══ Material provided ══

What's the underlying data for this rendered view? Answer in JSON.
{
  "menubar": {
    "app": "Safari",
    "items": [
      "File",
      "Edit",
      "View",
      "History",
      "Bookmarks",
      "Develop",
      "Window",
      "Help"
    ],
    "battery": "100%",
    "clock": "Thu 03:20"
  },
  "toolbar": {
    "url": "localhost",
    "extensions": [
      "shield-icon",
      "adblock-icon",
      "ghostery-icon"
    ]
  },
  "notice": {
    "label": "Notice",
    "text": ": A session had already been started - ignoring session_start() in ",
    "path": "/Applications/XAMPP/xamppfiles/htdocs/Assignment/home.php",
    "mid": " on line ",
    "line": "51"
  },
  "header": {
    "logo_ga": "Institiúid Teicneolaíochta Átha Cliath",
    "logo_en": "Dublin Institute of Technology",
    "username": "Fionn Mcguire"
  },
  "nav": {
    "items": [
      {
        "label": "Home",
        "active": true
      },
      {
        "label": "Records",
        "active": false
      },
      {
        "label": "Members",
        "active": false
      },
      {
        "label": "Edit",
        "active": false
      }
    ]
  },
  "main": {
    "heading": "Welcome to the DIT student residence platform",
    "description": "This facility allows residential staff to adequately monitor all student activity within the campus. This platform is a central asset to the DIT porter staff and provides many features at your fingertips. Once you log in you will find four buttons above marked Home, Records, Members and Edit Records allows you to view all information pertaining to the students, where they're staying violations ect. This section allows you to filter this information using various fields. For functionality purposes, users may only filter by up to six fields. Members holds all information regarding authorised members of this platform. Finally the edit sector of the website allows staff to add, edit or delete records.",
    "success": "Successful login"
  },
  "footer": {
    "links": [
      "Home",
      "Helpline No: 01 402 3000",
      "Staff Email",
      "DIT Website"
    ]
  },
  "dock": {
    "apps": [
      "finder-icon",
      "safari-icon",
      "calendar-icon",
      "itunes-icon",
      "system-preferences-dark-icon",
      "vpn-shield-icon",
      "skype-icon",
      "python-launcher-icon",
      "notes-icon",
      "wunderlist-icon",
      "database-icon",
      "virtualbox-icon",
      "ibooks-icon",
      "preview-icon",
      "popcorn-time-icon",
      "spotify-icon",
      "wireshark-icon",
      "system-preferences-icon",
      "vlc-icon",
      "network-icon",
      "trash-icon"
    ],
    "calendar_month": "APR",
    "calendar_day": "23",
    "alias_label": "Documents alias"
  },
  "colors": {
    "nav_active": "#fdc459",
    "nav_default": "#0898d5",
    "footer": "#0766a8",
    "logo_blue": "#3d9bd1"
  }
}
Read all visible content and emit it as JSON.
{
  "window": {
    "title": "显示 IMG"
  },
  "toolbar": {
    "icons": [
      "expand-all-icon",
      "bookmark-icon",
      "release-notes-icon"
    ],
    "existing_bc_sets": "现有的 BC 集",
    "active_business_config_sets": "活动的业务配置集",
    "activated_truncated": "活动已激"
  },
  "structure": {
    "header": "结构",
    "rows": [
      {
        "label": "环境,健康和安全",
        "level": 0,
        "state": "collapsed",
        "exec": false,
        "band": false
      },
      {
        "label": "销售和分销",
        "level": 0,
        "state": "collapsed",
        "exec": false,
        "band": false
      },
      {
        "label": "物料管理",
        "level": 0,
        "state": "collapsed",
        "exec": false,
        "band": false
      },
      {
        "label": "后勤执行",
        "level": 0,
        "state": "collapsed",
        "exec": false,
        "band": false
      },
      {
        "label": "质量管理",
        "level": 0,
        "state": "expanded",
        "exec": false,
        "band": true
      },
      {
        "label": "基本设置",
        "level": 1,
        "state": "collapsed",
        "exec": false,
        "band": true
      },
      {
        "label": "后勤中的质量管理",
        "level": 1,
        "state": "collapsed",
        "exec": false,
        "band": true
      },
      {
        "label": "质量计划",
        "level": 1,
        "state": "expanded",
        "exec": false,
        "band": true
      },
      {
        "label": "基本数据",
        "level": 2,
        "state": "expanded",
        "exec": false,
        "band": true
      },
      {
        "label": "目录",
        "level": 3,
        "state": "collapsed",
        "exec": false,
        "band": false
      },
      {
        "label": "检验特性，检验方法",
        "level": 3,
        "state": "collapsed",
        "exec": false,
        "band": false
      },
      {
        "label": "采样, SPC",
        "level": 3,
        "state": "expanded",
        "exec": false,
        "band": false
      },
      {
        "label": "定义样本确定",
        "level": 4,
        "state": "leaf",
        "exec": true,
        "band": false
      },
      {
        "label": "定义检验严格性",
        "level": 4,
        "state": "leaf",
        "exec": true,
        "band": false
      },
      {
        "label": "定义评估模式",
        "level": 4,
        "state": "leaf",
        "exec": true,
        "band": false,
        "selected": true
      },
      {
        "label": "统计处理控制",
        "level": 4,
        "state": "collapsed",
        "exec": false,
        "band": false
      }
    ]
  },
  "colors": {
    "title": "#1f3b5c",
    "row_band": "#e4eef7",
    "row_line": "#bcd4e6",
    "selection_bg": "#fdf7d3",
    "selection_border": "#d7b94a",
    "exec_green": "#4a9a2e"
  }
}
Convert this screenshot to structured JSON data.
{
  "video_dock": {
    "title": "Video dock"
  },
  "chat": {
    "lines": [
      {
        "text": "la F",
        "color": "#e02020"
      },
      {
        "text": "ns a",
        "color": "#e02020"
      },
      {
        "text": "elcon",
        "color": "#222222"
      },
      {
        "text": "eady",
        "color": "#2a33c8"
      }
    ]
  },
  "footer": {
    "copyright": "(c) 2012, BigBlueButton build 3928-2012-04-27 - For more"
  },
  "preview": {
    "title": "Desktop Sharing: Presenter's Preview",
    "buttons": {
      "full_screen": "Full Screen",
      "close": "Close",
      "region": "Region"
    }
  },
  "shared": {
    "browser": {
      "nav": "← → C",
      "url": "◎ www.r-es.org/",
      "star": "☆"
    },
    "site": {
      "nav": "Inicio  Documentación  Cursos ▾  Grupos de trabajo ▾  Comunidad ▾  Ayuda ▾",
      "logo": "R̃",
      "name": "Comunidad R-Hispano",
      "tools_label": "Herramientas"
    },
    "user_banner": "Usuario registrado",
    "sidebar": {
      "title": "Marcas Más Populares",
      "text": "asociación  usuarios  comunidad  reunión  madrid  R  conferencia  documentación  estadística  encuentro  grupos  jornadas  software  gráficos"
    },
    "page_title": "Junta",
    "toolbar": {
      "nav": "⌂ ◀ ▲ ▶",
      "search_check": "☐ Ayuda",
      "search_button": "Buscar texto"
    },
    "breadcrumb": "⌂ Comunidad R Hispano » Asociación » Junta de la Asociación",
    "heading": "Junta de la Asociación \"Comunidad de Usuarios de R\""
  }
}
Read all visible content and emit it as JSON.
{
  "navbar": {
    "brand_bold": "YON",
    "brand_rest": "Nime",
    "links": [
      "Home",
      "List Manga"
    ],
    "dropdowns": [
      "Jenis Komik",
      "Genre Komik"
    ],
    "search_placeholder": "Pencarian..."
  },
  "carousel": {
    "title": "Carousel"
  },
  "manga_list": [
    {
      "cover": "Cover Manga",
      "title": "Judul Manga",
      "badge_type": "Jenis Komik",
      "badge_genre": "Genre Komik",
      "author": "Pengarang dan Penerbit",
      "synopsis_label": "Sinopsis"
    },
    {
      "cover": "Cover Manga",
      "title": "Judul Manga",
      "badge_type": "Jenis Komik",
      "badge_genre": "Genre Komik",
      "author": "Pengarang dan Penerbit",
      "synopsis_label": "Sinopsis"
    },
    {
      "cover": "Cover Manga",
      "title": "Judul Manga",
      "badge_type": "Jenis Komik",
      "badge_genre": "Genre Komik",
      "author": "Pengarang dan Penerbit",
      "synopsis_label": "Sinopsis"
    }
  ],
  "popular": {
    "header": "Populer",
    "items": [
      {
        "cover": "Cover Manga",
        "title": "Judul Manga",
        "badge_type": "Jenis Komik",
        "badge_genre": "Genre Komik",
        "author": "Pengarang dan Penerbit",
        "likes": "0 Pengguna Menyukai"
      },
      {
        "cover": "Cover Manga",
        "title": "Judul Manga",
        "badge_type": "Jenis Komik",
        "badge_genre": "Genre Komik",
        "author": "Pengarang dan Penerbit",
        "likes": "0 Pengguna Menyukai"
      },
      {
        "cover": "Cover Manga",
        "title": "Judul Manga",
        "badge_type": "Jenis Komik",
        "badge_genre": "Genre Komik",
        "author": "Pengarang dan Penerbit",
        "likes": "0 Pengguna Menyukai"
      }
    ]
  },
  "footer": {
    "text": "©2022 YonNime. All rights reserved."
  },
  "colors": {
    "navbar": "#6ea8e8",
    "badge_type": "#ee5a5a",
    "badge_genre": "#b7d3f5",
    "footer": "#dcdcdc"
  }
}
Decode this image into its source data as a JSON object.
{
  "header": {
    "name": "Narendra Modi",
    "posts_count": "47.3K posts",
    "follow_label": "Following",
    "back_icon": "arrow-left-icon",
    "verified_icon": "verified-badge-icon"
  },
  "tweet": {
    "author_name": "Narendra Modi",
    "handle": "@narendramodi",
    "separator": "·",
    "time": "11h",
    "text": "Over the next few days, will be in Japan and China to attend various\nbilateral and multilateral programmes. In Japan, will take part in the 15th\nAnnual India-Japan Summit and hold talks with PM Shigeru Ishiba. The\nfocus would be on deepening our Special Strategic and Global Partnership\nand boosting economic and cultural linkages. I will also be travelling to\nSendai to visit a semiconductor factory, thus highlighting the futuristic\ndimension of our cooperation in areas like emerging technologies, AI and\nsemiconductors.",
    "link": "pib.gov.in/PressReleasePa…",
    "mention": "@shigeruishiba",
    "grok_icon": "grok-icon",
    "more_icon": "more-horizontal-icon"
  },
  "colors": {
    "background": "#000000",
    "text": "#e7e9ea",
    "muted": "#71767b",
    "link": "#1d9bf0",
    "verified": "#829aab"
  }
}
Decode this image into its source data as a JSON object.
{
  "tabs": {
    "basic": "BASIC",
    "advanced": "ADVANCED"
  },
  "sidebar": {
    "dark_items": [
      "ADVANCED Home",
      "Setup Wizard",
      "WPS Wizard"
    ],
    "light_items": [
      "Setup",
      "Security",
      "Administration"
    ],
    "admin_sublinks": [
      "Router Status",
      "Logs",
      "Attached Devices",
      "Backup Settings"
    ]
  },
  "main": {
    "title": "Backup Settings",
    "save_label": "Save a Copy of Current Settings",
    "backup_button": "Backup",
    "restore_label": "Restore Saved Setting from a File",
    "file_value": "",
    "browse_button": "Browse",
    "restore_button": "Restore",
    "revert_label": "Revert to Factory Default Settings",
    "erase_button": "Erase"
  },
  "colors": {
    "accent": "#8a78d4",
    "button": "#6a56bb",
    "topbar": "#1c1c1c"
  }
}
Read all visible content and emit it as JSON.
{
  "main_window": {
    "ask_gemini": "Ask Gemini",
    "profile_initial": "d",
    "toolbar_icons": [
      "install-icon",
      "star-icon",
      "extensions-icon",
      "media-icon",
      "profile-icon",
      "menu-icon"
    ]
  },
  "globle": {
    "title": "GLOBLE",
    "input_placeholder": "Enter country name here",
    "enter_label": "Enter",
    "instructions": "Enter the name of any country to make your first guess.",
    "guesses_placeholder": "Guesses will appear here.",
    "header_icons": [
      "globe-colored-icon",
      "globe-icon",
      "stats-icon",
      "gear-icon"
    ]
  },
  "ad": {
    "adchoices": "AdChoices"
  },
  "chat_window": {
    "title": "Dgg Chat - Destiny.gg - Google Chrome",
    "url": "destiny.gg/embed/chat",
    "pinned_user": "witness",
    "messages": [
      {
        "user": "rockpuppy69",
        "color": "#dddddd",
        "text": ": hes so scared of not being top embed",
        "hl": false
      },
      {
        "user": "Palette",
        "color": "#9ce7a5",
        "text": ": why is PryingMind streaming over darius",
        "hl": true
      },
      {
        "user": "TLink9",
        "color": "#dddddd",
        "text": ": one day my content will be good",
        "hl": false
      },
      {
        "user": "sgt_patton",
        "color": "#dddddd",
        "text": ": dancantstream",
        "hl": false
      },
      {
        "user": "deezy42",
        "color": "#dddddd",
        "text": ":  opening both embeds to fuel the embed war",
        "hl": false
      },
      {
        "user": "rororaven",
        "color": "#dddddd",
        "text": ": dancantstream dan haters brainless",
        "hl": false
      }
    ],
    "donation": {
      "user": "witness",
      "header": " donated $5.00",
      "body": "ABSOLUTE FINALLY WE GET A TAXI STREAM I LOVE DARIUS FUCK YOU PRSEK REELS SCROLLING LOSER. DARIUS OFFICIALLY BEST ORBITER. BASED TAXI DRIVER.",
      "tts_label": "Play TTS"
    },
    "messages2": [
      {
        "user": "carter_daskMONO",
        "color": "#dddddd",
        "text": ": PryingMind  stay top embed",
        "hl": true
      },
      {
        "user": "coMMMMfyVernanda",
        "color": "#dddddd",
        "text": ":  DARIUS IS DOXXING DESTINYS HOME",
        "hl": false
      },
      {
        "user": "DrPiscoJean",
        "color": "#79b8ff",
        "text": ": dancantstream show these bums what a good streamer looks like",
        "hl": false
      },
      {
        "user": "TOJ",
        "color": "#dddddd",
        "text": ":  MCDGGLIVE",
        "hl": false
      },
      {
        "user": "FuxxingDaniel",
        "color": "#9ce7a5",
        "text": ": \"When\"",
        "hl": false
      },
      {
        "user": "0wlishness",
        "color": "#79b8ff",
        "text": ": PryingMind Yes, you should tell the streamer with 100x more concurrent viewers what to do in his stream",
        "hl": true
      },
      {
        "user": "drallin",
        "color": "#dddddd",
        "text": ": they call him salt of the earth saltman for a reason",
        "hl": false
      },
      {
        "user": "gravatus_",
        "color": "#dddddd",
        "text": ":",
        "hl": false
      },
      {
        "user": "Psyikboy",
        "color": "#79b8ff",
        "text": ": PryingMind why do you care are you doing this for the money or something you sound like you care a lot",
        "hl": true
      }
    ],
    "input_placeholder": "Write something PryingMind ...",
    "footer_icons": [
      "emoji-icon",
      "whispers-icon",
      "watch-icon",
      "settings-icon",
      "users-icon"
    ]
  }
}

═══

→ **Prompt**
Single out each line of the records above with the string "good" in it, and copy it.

→ **Written response**
        "text": ": one day my content will be good",
        "text": ": dancantstream show these bums what a good streamer looks like",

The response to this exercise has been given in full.